Geoff Brown, long-time Newquay boatman and former Cornwall councillor and Cabinet member said: “Out of the blue the Cornwall Inshore Fisheries and Conservation Authority are "consulting" on a total crawfish ban in the Trevose and westward and Falmouth to the Manacles areas.

“This comes close on a recent increase in size limits which were accepted by the fishermen but the new proposal will potentially bankrupt the under 10 metre fleet in the affected areas especially Newquay.

“Whilst there is "concern" about the pressure on stocks hence the increased size limit these new proposals will do nothing to sustain the stocks which are mostly under pressure from larger 'vivier' boats working well outside the six mile limit with thousands of pots/nets.  

“Further the Cornwall Inshore Fisheries and Conservation Authority have allowed no time to see if the new size limits have been effective in supporting existing stocks.”

“The government recently introduced a total pollack ban and latterly offered a grant scheme to diversify.

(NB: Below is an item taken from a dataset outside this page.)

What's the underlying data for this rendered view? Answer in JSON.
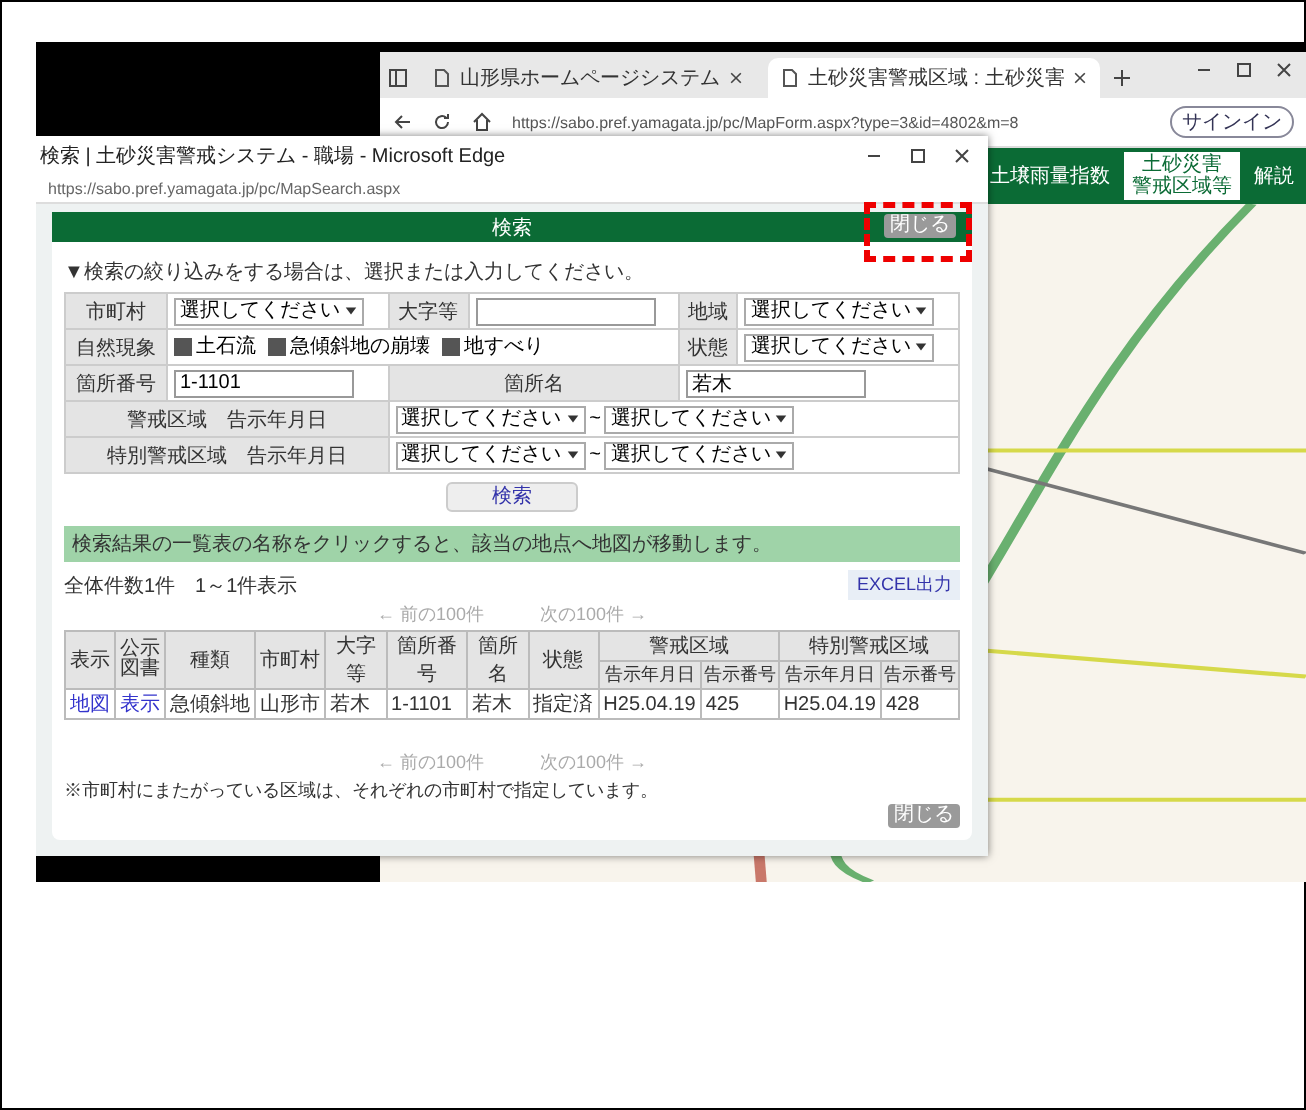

Some vessels were already fishing crawfish and others had purchased equipment to do the same.

“The new Cornwall Inshore Fisheries and Conservation Authority idea would make this gear worthless and leave many small boat fishermen with no alternatives.  

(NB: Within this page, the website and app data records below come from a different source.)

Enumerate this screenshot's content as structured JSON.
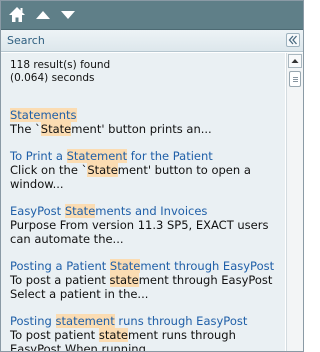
{
  "nav": {
    "icons": [
      "home-icon",
      "arrow-up-icon",
      "arrow-down-icon"
    ],
    "bar_color": "#5f7f88"
  },
  "search": {
    "title": "Search",
    "collapse_icon": "double-chevron-left-icon"
  },
  "summary": {
    "count_line": "118 result(s) found",
    "time_line": "(0.064) seconds"
  },
  "results": [
    {
      "title": [
        {
          "t": "Statements",
          "hl": true
        }
      ],
      "snippet": [
        {
          "t": "The `"
        },
        {
          "t": "State",
          "hl": true
        },
        {
          "t": "ment' button prints an..."
        }
      ]
    },
    {
      "title": [
        {
          "t": "To Print a "
        },
        {
          "t": "Statement",
          "hl": true
        },
        {
          "t": " for the Patient"
        }
      ],
      "snippet": [
        {
          "t": "Click on the `"
        },
        {
          "t": "State",
          "hl": true
        },
        {
          "t": "ment' button to open a"
        }
      ],
      "snippet2": [
        {
          "t": "window..."
        }
      ]
    },
    {
      "title": [
        {
          "t": "EasyPost "
        },
        {
          "t": "State",
          "hl": true
        },
        {
          "t": "ments and Invoices"
        }
      ],
      "snippet": [
        {
          "t": "Purpose From version 11.3 SP5, EXACT users"
        }
      ],
      "snippet2": [
        {
          "t": "can automate the..."
        }
      ]
    },
    {
      "title": [
        {
          "t": "Posting a Patient "
        },
        {
          "t": "State",
          "hl": true
        },
        {
          "t": "ment through EasyPost"
        }
      ],
      "snippet": [
        {
          "t": "To post a patient "
        },
        {
          "t": "state",
          "hl": true
        },
        {
          "t": "ment through EasyPost"
        }
      ],
      "snippet2": [
        {
          "t": "Select a patient in the..."
        }
      ]
    },
    {
      "title": [
        {
          "t": "Posting "
        },
        {
          "t": "statement",
          "hl": true
        },
        {
          "t": " runs through EasyPost"
        }
      ],
      "snippet": [
        {
          "t": "To post patient "
        },
        {
          "t": "state",
          "hl": true
        },
        {
          "t": "ment runs through"
        }
      ],
      "snippet2": [
        {
          "t": "EasyPost When running..."
        }
      ]
    }
  ],
  "colors": {
    "link": "#1f5fa8",
    "highlight": "#fbdcb2",
    "panel_bg": "#eaf0f3"
  }
}
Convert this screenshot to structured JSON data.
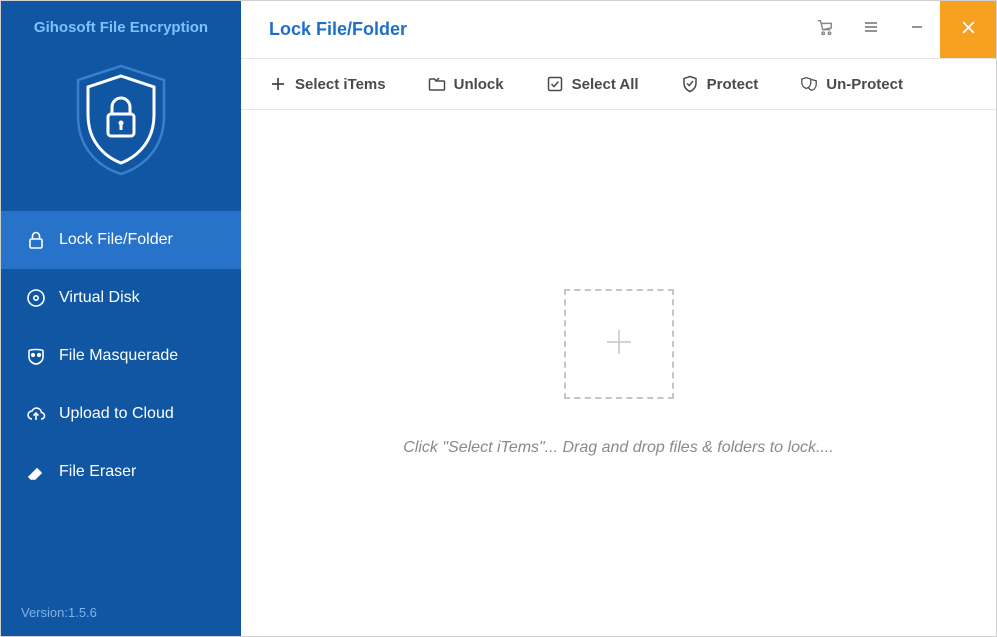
{
  "app_title": "Gihosoft File Encryption",
  "version_label": "Version:1.5.6",
  "sidebar": {
    "items": [
      {
        "label": "Lock File/Folder",
        "icon": "lock-icon",
        "active": true
      },
      {
        "label": "Virtual Disk",
        "icon": "disc-icon"
      },
      {
        "label": "File Masquerade",
        "icon": "mask-icon"
      },
      {
        "label": "Upload to Cloud",
        "icon": "cloud-icon"
      },
      {
        "label": "File Eraser",
        "icon": "eraser-icon"
      }
    ]
  },
  "header": {
    "title": "Lock File/Folder"
  },
  "toolbar": {
    "select_label": "Select iTems",
    "unlock_label": "Unlock",
    "select_all_label": "Select All",
    "protect_label": "Protect",
    "unprotect_label": "Un-Protect"
  },
  "content": {
    "hint": "Click \"Select iTems\"... Drag and drop files & folders to lock...."
  },
  "colors": {
    "sidebar_bg": "#1056a3",
    "sidebar_active": "#2773c9",
    "accent_blue": "#1e6fc9",
    "close_orange": "#f7a01f"
  }
}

“The spider crab market has already collapsed thanks to Brexit and the crab stocks have diminished significantly with very low prices for lobster.

 “The Newquay fleet can only fish for crawfish for a very limited season starting after the spider crab have gone in mid May and ceasing in September due to the continued battering which the storms give to the north coast all winter.

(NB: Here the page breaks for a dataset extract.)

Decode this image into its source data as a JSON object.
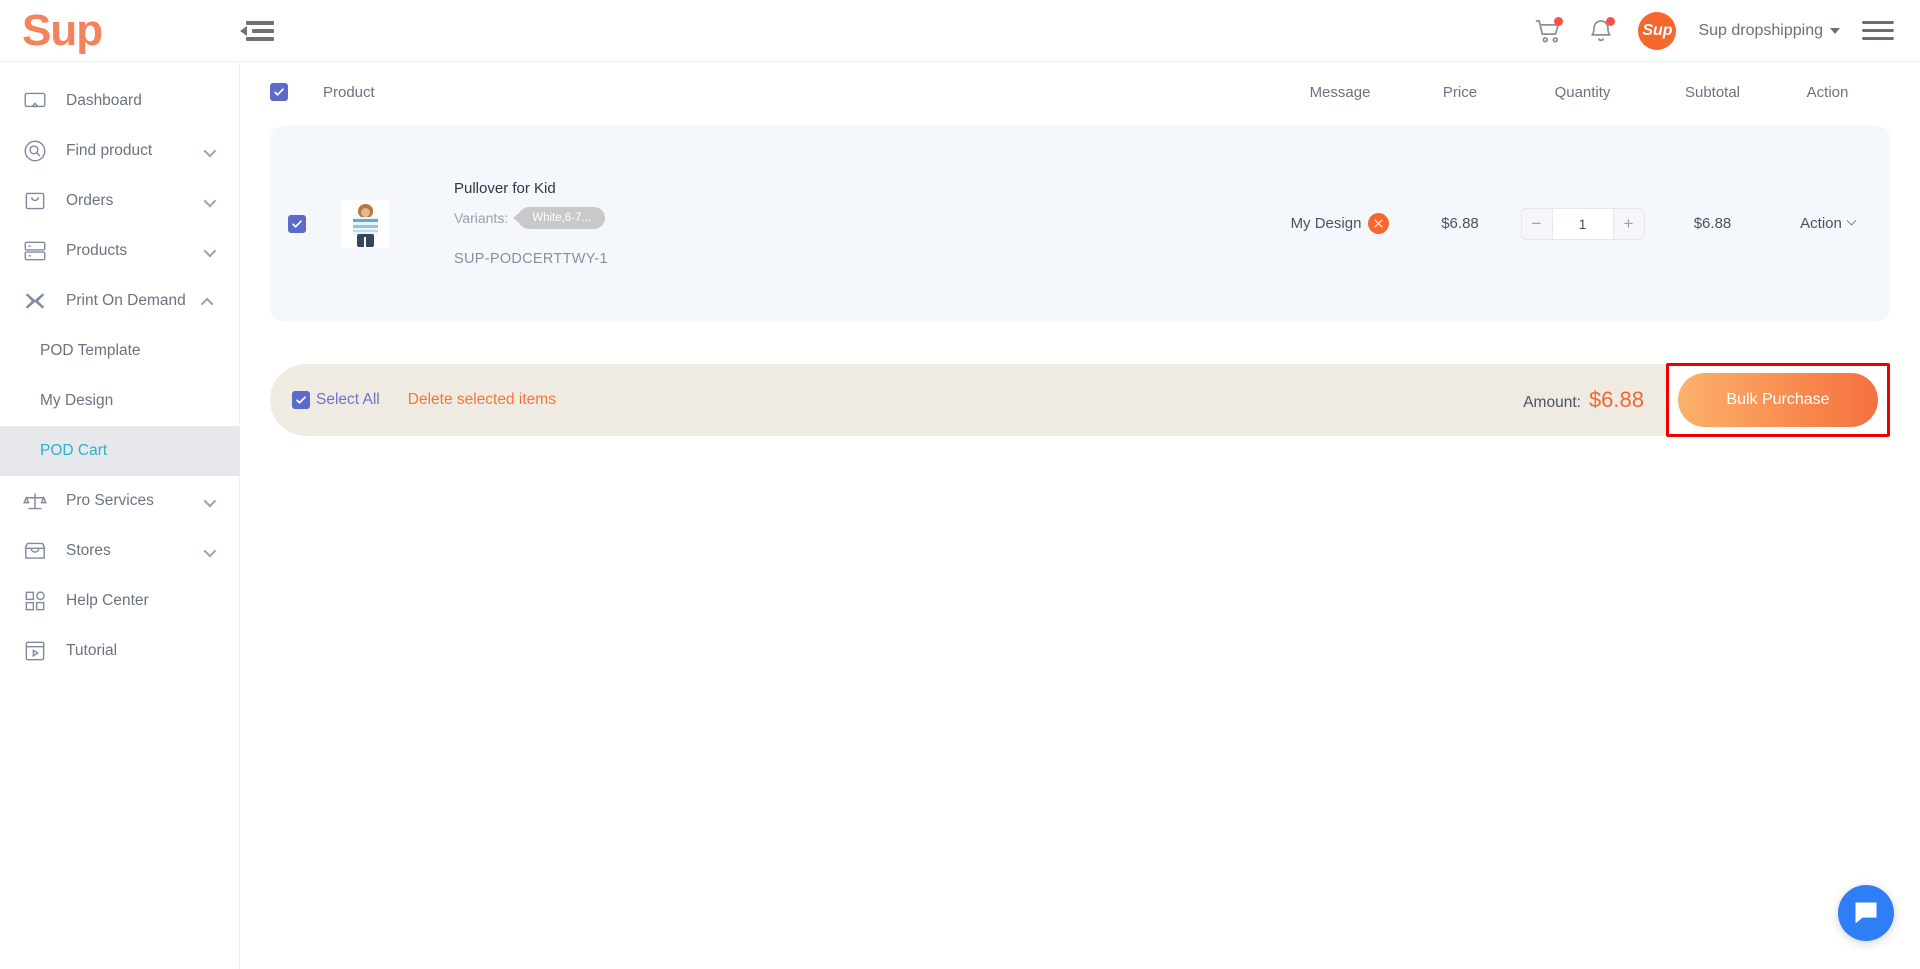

“Meanwhile the larger vessels can continue to fish in these adverse weather conditions.

“This is an ill thought through proposal which will have a serious and detrimental impact on the local fleet and must be resisted.”

Meanwhile fishermen in Cornwall are set to be the first to benefit from extra post-Brexit fishing quota as part of new trial schemes announced by the government.

A community trial will give fishers in the region access to an extra 240 tonnes of quota, which will be leased to them at below market rates with priority given to new fishers and those looking to operate larger vessels.

The trial, which is being delivered by the Cornish Fish Producer Organisation, Duchy Fish Quota Company, and Cornwall Council, will span stocks including cod, place, skate, rays and sole.

Funds raised will be reinvested back into the scheme to support fishers in the trial through training in project management, monitoring and reporting and marketing and promotion.

Fisheries Minister Mark Spencer said: “The introduction of these two new trials will be another step for UK fishers to reap the benefits of our post Brexit freedoms and utilise this additional quota in a way that works for them.

“These trials will be a vital step in helping us decide how we allocate our quota in the future, ensuring the necessary support is provided for a sustainable and profitable fishing industry”.

CEO of the Cornish Fish Producer Organisation Chris Ranford said: “The CFPO welcomes the approval of the Cornwall Community Quota trial.

“Allocation of additional quota at a regional level for the benefit of active fishermen and coastal fishing communities is in line with the Cornish Fishing Strategy and we look forward to delivering this new approach.

“The expertise of the CFPO will ensure the additional quota is managed in a fair and equitable way and give consideration to different fisheries, seasonality, markets, innovation, supporting career progression and the long-term economic benefit to coastal communities.

“A second trial will use a newly formed Quota Application Mechanism (QAM) to invite producer organisations with English members to apply directly for a share of the post-Brexit quota. Producer organisations will put forward and explain how they would use extra quota and their applications will be assessed against environmental, economic, and social criteria with the highest scoring applicants being awarded the quota.

“Work carried out will build on the trial in 2025 and beyond, with an eye to supporting the sustainability of the UK’s fishing stocks and the wider interests of fishers.”

Applications to the Cornwall Community Quota Scheme are expected to open soon.

Applications to the QAM trial are expected to open this June, with a view to allocating quota in late summer.